What the exercise asks: Each line of the data below holding the word "title" must be copied.

Data about app and page elements:
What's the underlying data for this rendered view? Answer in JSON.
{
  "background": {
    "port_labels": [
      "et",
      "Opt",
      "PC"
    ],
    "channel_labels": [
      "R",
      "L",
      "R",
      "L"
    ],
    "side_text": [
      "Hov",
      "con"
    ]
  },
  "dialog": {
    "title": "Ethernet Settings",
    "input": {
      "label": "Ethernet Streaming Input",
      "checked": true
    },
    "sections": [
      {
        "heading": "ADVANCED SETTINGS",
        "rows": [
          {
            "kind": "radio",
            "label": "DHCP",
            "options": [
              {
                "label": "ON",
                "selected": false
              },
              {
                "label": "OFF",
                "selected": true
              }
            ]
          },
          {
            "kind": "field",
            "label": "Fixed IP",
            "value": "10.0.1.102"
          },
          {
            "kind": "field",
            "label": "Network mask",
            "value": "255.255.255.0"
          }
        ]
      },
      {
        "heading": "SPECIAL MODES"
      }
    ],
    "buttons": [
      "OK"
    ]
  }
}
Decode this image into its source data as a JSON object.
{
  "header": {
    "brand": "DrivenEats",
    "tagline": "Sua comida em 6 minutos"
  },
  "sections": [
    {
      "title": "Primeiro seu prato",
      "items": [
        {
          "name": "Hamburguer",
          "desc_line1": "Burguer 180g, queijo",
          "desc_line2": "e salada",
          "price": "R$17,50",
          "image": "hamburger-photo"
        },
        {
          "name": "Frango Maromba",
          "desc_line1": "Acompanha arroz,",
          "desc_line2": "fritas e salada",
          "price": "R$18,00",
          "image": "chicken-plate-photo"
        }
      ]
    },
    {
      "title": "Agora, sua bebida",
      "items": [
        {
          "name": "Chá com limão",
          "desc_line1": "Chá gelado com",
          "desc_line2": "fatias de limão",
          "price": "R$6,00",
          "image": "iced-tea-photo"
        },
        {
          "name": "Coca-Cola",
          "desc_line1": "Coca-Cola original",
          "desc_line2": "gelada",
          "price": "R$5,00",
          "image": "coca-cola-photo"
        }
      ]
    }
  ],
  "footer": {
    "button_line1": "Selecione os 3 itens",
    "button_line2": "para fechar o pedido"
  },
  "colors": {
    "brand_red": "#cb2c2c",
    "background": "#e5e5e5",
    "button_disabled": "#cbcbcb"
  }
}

Response to the exercise:
    "title": "Ethernet Settings",
      "title": "Primeiro seu prato",
      "title": "Agora, sua bebida",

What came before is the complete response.